= Study material =
--- START ---

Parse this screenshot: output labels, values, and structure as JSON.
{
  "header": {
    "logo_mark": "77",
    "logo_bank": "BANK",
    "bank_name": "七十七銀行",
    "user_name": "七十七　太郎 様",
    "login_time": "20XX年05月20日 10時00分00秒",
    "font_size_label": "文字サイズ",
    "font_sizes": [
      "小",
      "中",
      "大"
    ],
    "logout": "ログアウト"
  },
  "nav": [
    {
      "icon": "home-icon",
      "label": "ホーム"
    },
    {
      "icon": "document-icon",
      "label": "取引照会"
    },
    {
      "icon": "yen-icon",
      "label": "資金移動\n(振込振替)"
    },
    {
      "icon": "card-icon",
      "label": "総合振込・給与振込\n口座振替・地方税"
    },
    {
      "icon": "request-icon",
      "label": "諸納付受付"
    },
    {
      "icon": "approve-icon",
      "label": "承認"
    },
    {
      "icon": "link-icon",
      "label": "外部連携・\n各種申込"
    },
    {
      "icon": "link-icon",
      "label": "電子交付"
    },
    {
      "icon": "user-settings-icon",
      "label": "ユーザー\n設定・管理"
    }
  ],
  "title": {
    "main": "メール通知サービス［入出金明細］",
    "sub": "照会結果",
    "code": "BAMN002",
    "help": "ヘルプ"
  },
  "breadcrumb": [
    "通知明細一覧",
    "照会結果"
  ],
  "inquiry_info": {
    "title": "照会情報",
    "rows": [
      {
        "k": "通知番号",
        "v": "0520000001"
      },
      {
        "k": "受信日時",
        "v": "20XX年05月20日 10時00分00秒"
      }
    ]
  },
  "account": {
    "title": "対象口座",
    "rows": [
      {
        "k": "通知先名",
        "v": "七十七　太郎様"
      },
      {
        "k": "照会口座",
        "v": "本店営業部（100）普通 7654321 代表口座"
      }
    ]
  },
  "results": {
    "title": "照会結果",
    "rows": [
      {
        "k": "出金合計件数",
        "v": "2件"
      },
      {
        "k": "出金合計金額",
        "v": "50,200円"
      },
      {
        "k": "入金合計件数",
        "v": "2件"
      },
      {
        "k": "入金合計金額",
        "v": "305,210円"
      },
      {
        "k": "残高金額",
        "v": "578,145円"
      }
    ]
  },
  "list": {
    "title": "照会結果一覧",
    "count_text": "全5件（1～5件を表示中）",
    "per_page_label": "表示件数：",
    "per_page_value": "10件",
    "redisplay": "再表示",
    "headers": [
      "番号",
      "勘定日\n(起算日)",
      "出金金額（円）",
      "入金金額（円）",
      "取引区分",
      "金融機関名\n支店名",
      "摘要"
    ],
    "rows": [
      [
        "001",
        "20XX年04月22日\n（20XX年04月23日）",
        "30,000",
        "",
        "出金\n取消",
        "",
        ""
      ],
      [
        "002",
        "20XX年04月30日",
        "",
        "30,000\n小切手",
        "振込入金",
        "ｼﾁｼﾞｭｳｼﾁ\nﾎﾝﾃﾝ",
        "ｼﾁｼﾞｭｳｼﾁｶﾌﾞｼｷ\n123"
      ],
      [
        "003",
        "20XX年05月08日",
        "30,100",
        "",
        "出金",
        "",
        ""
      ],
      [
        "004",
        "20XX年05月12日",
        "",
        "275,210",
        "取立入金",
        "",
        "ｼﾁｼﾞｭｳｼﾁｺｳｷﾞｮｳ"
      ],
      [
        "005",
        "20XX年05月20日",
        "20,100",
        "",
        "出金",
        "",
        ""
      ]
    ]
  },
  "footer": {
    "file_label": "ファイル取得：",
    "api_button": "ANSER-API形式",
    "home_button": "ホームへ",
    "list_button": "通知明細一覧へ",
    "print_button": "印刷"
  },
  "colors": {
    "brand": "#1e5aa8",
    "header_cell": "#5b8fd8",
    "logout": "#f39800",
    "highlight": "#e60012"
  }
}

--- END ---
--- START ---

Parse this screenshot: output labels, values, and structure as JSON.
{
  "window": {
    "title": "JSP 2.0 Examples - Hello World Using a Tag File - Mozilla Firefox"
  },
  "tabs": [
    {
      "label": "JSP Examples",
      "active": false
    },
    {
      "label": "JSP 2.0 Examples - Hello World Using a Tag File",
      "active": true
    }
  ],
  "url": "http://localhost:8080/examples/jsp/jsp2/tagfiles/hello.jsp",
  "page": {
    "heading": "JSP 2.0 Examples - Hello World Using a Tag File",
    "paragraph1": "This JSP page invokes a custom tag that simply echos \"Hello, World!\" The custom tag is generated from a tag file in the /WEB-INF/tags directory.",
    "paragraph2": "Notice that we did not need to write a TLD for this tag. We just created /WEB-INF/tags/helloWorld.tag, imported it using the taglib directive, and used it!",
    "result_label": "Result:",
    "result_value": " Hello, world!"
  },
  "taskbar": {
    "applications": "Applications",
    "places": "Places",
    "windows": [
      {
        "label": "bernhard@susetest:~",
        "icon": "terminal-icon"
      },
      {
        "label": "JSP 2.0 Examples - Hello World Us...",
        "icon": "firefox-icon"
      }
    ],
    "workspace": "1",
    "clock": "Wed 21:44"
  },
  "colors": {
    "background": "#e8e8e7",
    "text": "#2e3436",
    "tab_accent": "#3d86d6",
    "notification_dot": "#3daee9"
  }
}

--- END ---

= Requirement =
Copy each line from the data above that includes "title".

= Reply =
  "title": {
    "title": "照会情報",
    "title": "対象口座",
    "title": "照会結果",
    "title": "照会結果一覧",
    "title": "JSP 2.0 Examples - Hello World Using a Tag File - Mozilla Firefox"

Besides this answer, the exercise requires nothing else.